■ **Work to be completed**: Any picture in the listing is left out of the copy; all else is duplicated exactly.

=== Exercise data ===

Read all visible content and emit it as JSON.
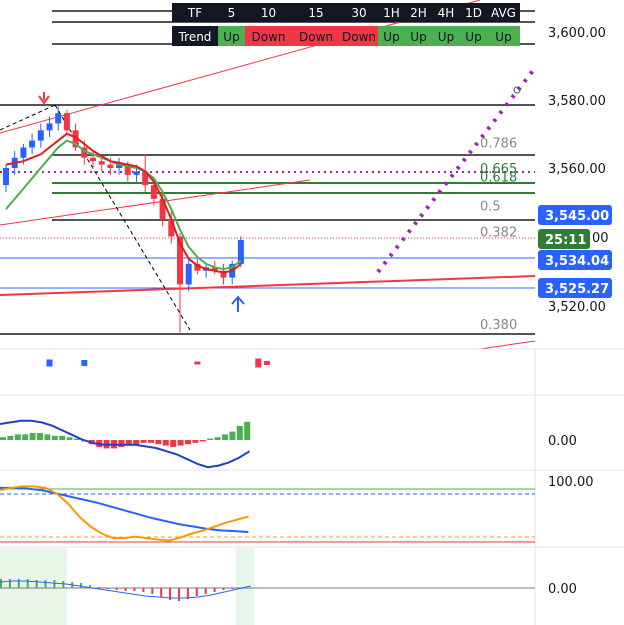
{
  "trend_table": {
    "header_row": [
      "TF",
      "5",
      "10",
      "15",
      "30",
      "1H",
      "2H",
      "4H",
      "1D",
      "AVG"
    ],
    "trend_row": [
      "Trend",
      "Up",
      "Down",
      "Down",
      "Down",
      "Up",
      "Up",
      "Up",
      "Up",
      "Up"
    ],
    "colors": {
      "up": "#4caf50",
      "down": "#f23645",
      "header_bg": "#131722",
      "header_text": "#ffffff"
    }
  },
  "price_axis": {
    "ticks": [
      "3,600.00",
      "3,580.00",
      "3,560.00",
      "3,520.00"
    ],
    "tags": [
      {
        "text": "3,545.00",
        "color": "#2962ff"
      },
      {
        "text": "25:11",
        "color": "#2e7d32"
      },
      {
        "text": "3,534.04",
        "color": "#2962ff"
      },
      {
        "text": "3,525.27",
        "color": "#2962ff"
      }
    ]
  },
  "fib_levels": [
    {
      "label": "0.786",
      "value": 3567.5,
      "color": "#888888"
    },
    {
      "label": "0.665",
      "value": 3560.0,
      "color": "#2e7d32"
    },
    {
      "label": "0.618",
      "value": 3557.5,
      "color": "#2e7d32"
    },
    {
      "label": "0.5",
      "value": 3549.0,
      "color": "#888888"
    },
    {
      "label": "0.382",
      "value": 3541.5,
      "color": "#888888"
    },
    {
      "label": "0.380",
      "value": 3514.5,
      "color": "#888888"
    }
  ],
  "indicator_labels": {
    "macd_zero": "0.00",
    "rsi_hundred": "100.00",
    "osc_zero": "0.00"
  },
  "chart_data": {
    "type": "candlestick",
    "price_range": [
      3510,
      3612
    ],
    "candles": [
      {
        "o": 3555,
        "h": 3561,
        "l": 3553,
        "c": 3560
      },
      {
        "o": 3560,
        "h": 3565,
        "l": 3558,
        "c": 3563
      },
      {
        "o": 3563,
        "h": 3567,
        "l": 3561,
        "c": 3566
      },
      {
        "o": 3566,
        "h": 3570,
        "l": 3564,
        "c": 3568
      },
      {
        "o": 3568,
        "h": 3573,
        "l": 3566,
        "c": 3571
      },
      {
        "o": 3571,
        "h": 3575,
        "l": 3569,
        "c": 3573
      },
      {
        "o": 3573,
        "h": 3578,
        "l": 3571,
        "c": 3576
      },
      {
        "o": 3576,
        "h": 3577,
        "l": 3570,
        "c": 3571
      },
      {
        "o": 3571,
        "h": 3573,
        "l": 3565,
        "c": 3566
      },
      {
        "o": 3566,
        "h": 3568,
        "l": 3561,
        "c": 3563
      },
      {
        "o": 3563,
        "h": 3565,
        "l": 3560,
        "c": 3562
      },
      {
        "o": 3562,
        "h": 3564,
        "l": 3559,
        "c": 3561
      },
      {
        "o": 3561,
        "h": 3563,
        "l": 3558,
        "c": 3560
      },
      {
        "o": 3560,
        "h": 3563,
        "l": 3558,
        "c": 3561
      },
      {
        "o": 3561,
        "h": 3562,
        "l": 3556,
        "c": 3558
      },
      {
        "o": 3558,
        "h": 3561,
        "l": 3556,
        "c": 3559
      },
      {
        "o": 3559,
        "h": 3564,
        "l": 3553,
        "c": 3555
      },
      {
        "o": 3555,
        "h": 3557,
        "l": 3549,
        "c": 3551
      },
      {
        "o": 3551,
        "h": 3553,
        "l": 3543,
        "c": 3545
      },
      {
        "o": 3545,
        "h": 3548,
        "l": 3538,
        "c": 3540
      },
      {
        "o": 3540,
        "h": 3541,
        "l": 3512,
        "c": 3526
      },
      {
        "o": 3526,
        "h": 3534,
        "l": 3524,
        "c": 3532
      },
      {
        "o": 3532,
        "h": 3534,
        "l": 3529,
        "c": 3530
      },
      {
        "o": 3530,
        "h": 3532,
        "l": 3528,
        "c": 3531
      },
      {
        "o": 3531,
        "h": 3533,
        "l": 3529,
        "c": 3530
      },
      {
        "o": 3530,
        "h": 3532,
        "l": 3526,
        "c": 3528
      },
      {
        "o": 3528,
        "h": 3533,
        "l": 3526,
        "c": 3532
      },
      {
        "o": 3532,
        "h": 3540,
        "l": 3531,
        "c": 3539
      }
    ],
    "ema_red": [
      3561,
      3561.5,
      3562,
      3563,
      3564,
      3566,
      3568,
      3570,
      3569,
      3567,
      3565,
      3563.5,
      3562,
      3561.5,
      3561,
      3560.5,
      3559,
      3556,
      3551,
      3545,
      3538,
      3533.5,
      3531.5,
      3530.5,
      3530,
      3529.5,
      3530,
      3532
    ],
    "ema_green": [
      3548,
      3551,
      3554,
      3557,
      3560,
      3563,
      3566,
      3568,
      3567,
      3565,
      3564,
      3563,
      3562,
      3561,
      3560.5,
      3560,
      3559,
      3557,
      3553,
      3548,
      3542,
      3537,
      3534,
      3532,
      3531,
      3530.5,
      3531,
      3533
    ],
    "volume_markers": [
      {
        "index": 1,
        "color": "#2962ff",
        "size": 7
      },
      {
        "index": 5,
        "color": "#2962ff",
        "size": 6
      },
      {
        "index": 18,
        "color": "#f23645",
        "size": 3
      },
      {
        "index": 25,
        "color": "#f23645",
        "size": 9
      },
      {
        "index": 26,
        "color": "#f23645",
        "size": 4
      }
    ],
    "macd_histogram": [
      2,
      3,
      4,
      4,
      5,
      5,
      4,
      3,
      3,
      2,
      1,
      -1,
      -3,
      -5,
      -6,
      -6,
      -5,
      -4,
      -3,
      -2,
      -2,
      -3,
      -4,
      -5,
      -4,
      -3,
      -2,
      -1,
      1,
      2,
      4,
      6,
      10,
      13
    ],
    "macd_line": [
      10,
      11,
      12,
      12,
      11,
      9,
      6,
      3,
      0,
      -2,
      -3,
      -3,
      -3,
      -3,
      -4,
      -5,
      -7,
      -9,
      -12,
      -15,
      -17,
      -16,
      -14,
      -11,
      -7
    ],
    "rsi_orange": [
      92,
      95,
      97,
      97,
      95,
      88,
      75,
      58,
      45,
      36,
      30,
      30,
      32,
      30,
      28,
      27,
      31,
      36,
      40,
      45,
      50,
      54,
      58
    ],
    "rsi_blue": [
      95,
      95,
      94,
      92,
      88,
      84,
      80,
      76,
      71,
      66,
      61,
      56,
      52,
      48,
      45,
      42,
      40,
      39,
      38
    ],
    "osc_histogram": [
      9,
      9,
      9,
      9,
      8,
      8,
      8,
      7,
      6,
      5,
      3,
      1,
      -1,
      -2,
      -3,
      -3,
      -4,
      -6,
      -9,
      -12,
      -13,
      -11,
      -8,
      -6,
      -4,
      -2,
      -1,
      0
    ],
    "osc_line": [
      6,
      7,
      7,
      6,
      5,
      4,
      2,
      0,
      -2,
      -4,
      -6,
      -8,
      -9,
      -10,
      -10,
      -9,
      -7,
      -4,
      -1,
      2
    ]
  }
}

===

■ **Reply**:
Read all visible content and emit it as JSON.
{
  "trend_table": {
    "header_row": [
      "TF",
      "5",
      "10",
      "15",
      "30",
      "1H",
      "2H",
      "4H",
      "1D",
      "AVG"
    ],
    "trend_row": [
      "Trend",
      "Up",
      "Down",
      "Down",
      "Down",
      "Up",
      "Up",
      "Up",
      "Up",
      "Up"
    ],
    "colors": {
      "up": "#4caf50",
      "down": "#f23645",
      "header_bg": "#131722",
      "header_text": "#ffffff"
    }
  },
  "price_axis": {
    "ticks": [
      "3,600.00",
      "3,580.00",
      "3,560.00",
      "3,520.00"
    ],
    "tags": [
      {
        "text": "3,545.00",
        "color": "#2962ff"
      },
      {
        "text": "25:11",
        "color": "#2e7d32"
      },
      {
        "text": "3,534.04",
        "color": "#2962ff"
      },
      {
        "text": "3,525.27",
        "color": "#2962ff"
      }
    ]
  },
  "fib_levels": [
    {
      "label": "0.786",
      "value": 3567.5,
      "color": "#888888"
    },
    {
      "label": "0.665",
      "value": 3560.0,
      "color": "#2e7d32"
    },
    {
      "label": "0.618",
      "value": 3557.5,
      "color": "#2e7d32"
    },
    {
      "label": "0.5",
      "value": 3549.0,
      "color": "#888888"
    },
    {
      "label": "0.382",
      "value": 3541.5,
      "color": "#888888"
    },
    {
      "label": "0.380",
      "value": 3514.5,
      "color": "#888888"
    }
  ],
  "indicator_labels": {
    "macd_zero": "0.00",
    "rsi_hundred": "100.00",
    "osc_zero": "0.00"
  },
  "chart_data": {
    "type": "candlestick",
    "price_range": [
      3510,
      3612
    ],
    "candles": [
      {
        "o": 3555,
        "h": 3561,
        "l": 3553,
        "c": 3560
      },
      {
        "o": 3560,
        "h": 3565,
        "l": 3558,
        "c": 3563
      },
      {
        "o": 3563,
        "h": 3567,
        "l": 3561,
        "c": 3566
      },
      {
        "o": 3566,
        "h": 3570,
        "l": 3564,
        "c": 3568
      },
      {
        "o": 3568,
        "h": 3573,
        "l": 3566,
        "c": 3571
      },
      {
        "o": 3571,
        "h": 3575,
        "l": 3569,
        "c": 3573
      },
      {
        "o": 3573,
        "h": 3578,
        "l": 3571,
        "c": 3576
      },
      {
        "o": 3576,
        "h": 3577,
        "l": 3570,
        "c": 3571
      },
      {
        "o": 3571,
        "h": 3573,
        "l": 3565,
        "c": 3566
      },
      {
        "o": 3566,
        "h": 3568,
        "l": 3561,
        "c": 3563
      },
      {
        "o": 3563,
        "h": 3565,
        "l": 3560,
        "c": 3562
      },
      {
        "o": 3562,
        "h": 3564,
        "l": 3559,
        "c": 3561
      },
      {
        "o": 3561,
        "h": 3563,
        "l": 3558,
        "c": 3560
      },
      {
        "o": 3560,
        "h": 3563,
        "l": 3558,
        "c": 3561
      },
      {
        "o": 3561,
        "h": 3562,
        "l": 3556,
        "c": 3558
      },
      {
        "o": 3558,
        "h": 3561,
        "l": 3556,
        "c": 3559
      },
      {
        "o": 3559,
        "h": 3564,
        "l": 3553,
        "c": 3555
      },
      {
        "o": 3555,
        "h": 3557,
        "l": 3549,
        "c": 3551
      },
      {
        "o": 3551,
        "h": 3553,
        "l": 3543,
        "c": 3545
      },
      {
        "o": 3545,
        "h": 3548,
        "l": 3538,
        "c": 3540
      },
      {
        "o": 3540,
        "h": 3541,
        "l": 3512,
        "c": 3526
      },
      {
        "o": 3526,
        "h": 3534,
        "l": 3524,
        "c": 3532
      },
      {
        "o": 3532,
        "h": 3534,
        "l": 3529,
        "c": 3530
      },
      {
        "o": 3530,
        "h": 3532,
        "l": 3528,
        "c": 3531
      },
      {
        "o": 3531,
        "h": 3533,
        "l": 3529,
        "c": 3530
      },
      {
        "o": 3530,
        "h": 3532,
        "l": 3526,
        "c": 3528
      },
      {
        "o": 3528,
        "h": 3533,
        "l": 3526,
        "c": 3532
      },
      {
        "o": 3532,
        "h": 3540,
        "l": 3531,
        "c": 3539
      }
    ],
    "ema_red": [
      3561,
      3561.5,
      3562,
      3563,
      3564,
      3566,
      3568,
      3570,
      3569,
      3567,
      3565,
      3563.5,
      3562,
      3561.5,
      3561,
      3560.5,
      3559,
      3556,
      3551,
      3545,
      3538,
      3533.5,
      3531.5,
      3530.5,
      3530,
      3529.5,
      3530,
      3532
    ],
    "ema_green": [
      3548,
      3551,
      3554,
      3557,
      3560,
      3563,
      3566,
      3568,
      3567,
      3565,
      3564,
      3563,
      3562,
      3561,
      3560.5,
      3560,
      3559,
      3557,
      3553,
      3548,
      3542,
      3537,
      3534,
      3532,
      3531,
      3530.5,
      3531,
      3533
    ],
    "volume_markers": [
      {
        "index": 1,
        "color": "#2962ff",
        "size": 7
      },
      {
        "index": 5,
        "color": "#2962ff",
        "size": 6
      },
      {
        "index": 18,
        "color": "#f23645",
        "size": 3
      },
      {
        "index": 25,
        "color": "#f23645",
        "size": 9
      },
      {
        "index": 26,
        "color": "#f23645",
        "size": 4
      }
    ],
    "macd_histogram": [
      2,
      3,
      4,
      4,
      5,
      5,
      4,
      3,
      3,
      2,
      1,
      -1,
      -3,
      -5,
      -6,
      -6,
      -5,
      -4,
      -3,
      -2,
      -2,
      -3,
      -4,
      -5,
      -4,
      -3,
      -2,
      -1,
      1,
      2,
      4,
      6,
      10,
      13
    ],
    "macd_line": [
      10,
      11,
      12,
      12,
      11,
      9,
      6,
      3,
      0,
      -2,
      -3,
      -3,
      -3,
      -3,
      -4,
      -5,
      -7,
      -9,
      -12,
      -15,
      -17,
      -16,
      -14,
      -11,
      -7
    ],
    "rsi_orange": [
      92,
      95,
      97,
      97,
      95,
      88,
      75,
      58,
      45,
      36,
      30,
      30,
      32,
      30,
      28,
      27,
      31,
      36,
      40,
      45,
      50,
      54,
      58
    ],
    "rsi_blue": [
      95,
      95,
      94,
      92,
      88,
      84,
      80,
      76,
      71,
      66,
      61,
      56,
      52,
      48,
      45,
      42,
      40,
      39,
      38
    ],
    "osc_histogram": [
      9,
      9,
      9,
      9,
      8,
      8,
      8,
      7,
      6,
      5,
      3,
      1,
      -1,
      -2,
      -3,
      -3,
      -4,
      -6,
      -9,
      -12,
      -13,
      -11,
      -8,
      -6,
      -4,
      -2,
      -1,
      0
    ],
    "osc_line": [
      6,
      7,
      7,
      6,
      5,
      4,
      2,
      0,
      -2,
      -4,
      -6,
      -8,
      -9,
      -10,
      -10,
      -9,
      -7,
      -4,
      -1,
      2
    ]
  }
}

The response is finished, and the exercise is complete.